Here's Donne's great Holy Sonnet XIV:
Batter my heart, three-person'd God ; for you
As yet but knock ; breathe, shine, and seek to mend ;
That I may rise, and stand, o'erthrow me, and bend
Your force, to break, blow, burn, and make me new.
I, like an usurp'd town, to another due,
Labour to admit you, but O, to no end.
Reason, your viceroy in me, me should defend,
But is captived, and proves weak or untrue.
Yet dearly I love you, and would be loved fain,
But am betroth'd unto your enemy ;
Divorce me, untie, or break that knot again,
Take me to you, imprison me, for I,
Except you enthrall me, never shall be free,
Nor ever chaste, except you ravish me. 2
1 Wilbur, Richard, Collected Poems 1943-2004, New York, Harcourt, Inc. 2004, 257
2 Donne, John.
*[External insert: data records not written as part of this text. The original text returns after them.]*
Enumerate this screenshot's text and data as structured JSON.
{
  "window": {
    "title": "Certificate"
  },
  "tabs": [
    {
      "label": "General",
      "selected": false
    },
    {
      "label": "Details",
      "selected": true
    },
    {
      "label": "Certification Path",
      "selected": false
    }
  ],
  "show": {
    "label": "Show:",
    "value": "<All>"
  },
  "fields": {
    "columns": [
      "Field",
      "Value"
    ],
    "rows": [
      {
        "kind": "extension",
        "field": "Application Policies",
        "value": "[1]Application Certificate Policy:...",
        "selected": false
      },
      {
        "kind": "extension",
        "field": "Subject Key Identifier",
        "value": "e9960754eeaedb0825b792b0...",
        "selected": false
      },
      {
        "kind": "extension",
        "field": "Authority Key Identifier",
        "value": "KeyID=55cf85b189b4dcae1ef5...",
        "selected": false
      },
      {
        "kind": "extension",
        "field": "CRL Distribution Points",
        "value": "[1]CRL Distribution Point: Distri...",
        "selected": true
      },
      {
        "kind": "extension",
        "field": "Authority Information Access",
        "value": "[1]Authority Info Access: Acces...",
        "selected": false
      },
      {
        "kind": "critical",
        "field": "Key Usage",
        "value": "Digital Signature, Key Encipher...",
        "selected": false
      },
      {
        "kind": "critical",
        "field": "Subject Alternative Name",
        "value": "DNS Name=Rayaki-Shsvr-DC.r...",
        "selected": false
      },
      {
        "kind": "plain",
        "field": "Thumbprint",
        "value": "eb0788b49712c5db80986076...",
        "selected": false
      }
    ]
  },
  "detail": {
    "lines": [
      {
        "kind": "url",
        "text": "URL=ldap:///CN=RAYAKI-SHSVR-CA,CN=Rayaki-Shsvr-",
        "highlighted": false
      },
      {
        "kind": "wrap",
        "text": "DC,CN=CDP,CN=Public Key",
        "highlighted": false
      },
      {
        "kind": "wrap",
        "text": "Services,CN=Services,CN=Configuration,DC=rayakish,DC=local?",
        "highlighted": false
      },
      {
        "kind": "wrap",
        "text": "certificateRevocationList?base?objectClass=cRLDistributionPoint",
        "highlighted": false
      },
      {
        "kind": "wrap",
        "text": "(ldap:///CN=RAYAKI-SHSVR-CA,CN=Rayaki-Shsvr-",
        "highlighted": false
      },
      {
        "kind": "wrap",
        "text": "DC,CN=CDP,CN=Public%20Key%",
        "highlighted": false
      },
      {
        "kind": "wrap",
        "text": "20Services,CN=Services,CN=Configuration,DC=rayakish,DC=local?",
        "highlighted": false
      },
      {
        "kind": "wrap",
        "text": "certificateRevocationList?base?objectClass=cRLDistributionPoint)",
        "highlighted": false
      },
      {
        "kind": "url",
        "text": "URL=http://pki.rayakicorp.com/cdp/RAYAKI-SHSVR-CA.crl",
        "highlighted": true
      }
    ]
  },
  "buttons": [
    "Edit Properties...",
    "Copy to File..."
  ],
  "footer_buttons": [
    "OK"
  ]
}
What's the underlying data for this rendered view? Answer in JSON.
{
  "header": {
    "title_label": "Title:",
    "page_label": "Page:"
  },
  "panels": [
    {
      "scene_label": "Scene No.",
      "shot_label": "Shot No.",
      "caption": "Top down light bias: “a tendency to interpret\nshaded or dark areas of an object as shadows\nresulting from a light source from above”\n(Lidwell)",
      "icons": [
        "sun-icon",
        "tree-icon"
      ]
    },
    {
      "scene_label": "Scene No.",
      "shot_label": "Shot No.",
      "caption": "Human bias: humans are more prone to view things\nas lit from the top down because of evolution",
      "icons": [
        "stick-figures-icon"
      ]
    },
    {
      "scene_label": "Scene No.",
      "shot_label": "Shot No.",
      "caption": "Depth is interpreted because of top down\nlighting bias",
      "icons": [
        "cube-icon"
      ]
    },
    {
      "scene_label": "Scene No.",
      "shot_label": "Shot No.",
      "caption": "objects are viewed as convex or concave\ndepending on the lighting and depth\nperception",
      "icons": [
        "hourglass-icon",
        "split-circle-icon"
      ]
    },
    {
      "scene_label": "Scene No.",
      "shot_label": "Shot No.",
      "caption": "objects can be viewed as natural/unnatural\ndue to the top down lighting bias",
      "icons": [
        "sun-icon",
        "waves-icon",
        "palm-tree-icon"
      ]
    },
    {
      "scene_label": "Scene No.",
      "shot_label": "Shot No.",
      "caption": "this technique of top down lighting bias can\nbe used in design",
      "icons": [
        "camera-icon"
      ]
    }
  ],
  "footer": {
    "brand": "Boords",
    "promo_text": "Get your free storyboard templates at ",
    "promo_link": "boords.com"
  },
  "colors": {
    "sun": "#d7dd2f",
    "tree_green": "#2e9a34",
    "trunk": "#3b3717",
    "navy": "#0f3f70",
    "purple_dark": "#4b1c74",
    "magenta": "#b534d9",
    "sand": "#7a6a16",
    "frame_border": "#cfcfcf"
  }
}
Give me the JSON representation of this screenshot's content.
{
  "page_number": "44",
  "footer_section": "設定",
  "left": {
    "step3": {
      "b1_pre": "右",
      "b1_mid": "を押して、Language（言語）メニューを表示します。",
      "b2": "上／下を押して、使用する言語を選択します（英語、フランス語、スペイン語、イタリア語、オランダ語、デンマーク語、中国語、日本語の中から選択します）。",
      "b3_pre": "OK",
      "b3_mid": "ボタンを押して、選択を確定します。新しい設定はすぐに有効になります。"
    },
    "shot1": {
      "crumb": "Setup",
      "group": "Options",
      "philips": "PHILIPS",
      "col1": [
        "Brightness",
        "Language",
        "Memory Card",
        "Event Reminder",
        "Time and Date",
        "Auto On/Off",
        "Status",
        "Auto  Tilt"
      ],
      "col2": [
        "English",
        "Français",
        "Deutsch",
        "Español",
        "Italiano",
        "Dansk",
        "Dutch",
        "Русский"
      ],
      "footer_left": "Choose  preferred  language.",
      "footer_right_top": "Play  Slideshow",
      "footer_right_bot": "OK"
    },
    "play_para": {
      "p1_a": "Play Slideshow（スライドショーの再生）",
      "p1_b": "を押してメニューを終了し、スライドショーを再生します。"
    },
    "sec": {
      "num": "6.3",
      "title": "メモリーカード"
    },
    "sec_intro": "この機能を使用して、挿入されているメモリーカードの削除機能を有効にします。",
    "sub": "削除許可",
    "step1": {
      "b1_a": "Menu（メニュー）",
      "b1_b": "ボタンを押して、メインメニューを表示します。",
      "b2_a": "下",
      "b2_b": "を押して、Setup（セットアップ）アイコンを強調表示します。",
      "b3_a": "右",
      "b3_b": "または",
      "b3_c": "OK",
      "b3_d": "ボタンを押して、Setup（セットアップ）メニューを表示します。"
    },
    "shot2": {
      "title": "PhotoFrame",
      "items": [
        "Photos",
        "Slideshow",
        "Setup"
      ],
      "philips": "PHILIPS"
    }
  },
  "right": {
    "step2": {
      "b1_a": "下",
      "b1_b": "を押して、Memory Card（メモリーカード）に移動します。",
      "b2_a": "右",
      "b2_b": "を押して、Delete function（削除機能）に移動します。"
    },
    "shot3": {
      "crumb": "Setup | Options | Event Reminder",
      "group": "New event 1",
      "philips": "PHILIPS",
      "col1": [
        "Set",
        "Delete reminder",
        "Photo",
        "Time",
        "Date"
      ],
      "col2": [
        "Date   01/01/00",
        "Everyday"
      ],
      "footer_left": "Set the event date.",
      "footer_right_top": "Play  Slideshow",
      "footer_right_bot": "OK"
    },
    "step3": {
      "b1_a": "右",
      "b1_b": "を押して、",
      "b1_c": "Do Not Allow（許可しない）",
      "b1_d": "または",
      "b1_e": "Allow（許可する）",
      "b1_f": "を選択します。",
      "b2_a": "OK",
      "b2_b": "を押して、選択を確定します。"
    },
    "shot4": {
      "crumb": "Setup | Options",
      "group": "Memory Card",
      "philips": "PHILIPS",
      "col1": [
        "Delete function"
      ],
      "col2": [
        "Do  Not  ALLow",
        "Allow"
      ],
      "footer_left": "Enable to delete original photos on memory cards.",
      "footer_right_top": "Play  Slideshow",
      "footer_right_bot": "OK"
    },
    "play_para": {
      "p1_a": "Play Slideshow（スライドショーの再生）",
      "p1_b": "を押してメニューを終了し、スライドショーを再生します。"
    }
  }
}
Poems of John Donne. vol I. E. K. Chambers, ed.London: Lawrence & Bullen, 1896. 165.
Saturday, September 25, 2010
Monday, September 20, 2010
Sunday, September 19, 2010
... having loved His own who were in the world, He loved them to the end. (ch13, v1)
20."I do not pray for these alone, but also for those who will believe in Me through their word;21."that they all may be one, as You, Father, are in Me, and I in You; that they also may be one in Us, that the world may believe that You sent Me.22."And the glory which You gave Me I have given them, that they may be one just as We are one:23."I in them, and You in Me; that they may be made perfect in one, and that the world may know that You have sent Me, and have loved them as You have loved Me.”
Which returns me to the pope's visit to Britain. The Eucharist is certainly the premier sign of the unity Jesus entreated for that night, but it is not the only sign. The supremacy of Peter and his successors is another. He is the emblem of the very authority Jesus entrusted to the apostles that night, the Magisterium of the Church.
Saturday, September 11, 2010
I have labored to think of something worthy of the occasion. Angry denunciations would come so easily. It is just too sad. In such circumstances, not knowing what to do, I throw myself on the Lord and pray for mercy. I said the Office for the Dead this morning.
Eternal rest grant unto them, O Lord, and let perpetual light shine upon them. May the souls of the faithful departed, through the mercy of God, rest in peace. Amen.